Popular supplements for season allergy support include:

Natural D-HistNatural D-Hist by Ortho Molecular – This popular formula provides optimal seasonal allergy support with a targeted blend of anti-inflammatories, antioxidants, enzymes and botanicals, which actively promote healthy nasal and sinus passages for those with elevated histamine and respiratory irritation. Contains quercetin, stinging nettles, vitamin C, bromelain and NAC. Non-drowsy, gluten and soy free formula.   D-Hist Jr children’s formula also available.
 HistaEze™ by Designs for Health – This synergistic blend of nutrients provides natural support to help balance the immune response during allergy season. With vitamin C, quercetin and nettles, this formula also supplies a patented and clinically researched Ayurvedic herb known for its immunomodulating ability. Gluten, soy and dairy free, non-GMO vegetarian formula.
MucoStop™ by Enzymedica – This blend of proteolytic enzymes assists with seasonal allergies by reducing the effects of histamine-induced inflammation, supporting normal mucus function and promoting natural antihistamine qualities. Gluten, soy and dairy free, non-GMO vegan formula.

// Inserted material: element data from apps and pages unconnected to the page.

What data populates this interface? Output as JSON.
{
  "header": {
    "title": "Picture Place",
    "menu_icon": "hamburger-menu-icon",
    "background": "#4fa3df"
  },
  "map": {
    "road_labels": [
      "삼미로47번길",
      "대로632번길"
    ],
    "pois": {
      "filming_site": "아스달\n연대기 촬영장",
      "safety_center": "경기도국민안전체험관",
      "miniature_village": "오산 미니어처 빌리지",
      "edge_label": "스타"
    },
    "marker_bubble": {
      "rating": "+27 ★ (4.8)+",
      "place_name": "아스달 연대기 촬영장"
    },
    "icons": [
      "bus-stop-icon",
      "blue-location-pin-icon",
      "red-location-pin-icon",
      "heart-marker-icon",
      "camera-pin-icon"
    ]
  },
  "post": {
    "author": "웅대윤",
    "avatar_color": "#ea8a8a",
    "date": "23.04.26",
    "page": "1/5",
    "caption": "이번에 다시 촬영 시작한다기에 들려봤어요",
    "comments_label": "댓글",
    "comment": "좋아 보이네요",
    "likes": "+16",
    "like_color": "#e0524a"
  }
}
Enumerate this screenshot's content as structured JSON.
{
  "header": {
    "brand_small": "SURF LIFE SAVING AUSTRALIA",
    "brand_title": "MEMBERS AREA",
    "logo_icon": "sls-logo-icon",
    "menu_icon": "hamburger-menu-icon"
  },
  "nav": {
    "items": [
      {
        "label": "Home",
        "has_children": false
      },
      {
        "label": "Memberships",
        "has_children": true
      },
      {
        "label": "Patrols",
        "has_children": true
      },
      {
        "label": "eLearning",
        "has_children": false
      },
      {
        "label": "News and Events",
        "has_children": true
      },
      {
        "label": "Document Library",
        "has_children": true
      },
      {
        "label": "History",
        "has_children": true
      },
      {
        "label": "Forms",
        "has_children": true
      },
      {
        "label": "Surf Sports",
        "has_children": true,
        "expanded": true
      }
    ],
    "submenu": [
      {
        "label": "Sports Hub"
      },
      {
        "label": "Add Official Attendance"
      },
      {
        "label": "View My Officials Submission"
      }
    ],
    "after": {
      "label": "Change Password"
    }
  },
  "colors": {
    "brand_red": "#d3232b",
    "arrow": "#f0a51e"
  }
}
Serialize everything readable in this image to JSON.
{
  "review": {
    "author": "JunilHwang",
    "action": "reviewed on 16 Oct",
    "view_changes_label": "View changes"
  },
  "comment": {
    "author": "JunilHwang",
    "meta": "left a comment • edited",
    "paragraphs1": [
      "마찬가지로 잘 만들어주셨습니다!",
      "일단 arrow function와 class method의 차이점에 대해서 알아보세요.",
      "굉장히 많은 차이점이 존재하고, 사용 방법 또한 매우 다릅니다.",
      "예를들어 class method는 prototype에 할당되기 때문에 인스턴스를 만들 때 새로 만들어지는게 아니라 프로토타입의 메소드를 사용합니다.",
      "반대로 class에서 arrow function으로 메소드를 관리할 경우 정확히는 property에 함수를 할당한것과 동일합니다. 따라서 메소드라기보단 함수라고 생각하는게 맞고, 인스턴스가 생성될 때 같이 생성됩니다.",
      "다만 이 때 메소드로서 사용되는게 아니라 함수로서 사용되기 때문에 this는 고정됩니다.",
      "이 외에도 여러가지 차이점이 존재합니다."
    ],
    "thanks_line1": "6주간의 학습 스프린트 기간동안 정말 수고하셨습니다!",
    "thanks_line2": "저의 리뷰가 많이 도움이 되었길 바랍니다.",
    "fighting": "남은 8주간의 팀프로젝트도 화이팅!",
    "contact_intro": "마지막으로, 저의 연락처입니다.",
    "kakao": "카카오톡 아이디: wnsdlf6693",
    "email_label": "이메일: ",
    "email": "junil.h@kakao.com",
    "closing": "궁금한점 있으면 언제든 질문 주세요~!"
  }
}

MSM powderMSM Powder by Pure Encapsulations – This highly pure and effective anti-inflammatory acts as an immunomodulator, supporting respiratory function by eliminating free radicals, detoxifying cells and flushing out allergens. Gluten and soy free, non-GMO vegetarian formula.
Seasonal Allergies. http://www.pdrhealth.com/diseases/seasonal-allergies
Allergic Rhinitis. http://acaai.org/allergies/types/hay-fever-rhinitis
Beat Spring Allergies – Naturally. http://www.prevention.com/health/health-concerns/natural-remedies-spring-allergies